## Directions
Which lines in the data below contain the word "Show"? Pull each of them out.

* * * * * * *

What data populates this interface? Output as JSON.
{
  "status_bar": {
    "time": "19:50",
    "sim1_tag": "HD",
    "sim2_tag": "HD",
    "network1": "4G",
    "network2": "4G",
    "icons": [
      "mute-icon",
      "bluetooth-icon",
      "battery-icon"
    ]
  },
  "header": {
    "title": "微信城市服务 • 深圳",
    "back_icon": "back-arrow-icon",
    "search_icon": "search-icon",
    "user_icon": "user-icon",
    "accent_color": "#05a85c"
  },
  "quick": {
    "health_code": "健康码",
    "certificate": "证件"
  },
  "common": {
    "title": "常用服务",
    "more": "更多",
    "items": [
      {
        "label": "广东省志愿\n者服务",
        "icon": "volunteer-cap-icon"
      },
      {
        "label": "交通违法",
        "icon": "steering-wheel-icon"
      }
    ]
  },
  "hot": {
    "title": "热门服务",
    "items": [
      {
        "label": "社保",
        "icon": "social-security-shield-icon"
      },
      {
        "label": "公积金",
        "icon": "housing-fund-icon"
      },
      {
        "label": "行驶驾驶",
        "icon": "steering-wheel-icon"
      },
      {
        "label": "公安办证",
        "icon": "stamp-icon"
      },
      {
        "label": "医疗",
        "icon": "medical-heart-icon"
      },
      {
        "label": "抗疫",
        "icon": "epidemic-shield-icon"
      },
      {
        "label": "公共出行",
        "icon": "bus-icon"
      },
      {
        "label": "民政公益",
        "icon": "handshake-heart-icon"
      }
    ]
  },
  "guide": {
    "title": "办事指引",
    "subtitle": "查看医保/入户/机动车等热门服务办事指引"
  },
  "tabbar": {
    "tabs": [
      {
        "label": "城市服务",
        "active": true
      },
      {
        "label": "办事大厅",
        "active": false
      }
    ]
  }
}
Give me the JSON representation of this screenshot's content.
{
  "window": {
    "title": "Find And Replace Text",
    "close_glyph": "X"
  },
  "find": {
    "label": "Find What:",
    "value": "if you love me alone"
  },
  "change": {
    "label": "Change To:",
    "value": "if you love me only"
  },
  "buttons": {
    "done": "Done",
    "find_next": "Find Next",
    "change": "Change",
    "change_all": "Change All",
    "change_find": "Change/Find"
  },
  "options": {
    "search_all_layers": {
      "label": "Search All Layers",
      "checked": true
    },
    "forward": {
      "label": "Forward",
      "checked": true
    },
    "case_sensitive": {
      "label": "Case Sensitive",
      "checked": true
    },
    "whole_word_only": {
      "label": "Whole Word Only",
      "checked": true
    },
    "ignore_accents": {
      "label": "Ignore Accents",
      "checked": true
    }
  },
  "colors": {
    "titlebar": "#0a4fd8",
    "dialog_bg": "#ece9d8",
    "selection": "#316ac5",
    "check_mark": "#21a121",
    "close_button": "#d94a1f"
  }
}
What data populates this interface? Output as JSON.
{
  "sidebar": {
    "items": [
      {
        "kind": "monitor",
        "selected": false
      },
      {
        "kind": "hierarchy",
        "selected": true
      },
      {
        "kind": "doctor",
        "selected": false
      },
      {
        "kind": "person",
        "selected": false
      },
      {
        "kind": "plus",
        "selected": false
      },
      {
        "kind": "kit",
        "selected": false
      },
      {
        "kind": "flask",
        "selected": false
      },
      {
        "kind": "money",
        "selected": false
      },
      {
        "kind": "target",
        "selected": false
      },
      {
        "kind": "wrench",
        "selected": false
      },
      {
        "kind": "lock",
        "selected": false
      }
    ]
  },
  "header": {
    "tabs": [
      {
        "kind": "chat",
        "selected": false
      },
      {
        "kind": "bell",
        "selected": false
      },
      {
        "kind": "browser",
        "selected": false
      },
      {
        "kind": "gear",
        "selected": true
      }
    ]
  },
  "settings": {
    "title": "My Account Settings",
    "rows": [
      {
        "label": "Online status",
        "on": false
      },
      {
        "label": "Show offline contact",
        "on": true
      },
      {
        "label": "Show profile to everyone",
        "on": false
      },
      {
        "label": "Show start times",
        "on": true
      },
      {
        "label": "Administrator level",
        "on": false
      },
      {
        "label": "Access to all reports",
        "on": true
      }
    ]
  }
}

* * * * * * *

## Exercise output
        "label": "Show offline contact",
        "label": "Show profile to everyone",
        "label": "Show start times",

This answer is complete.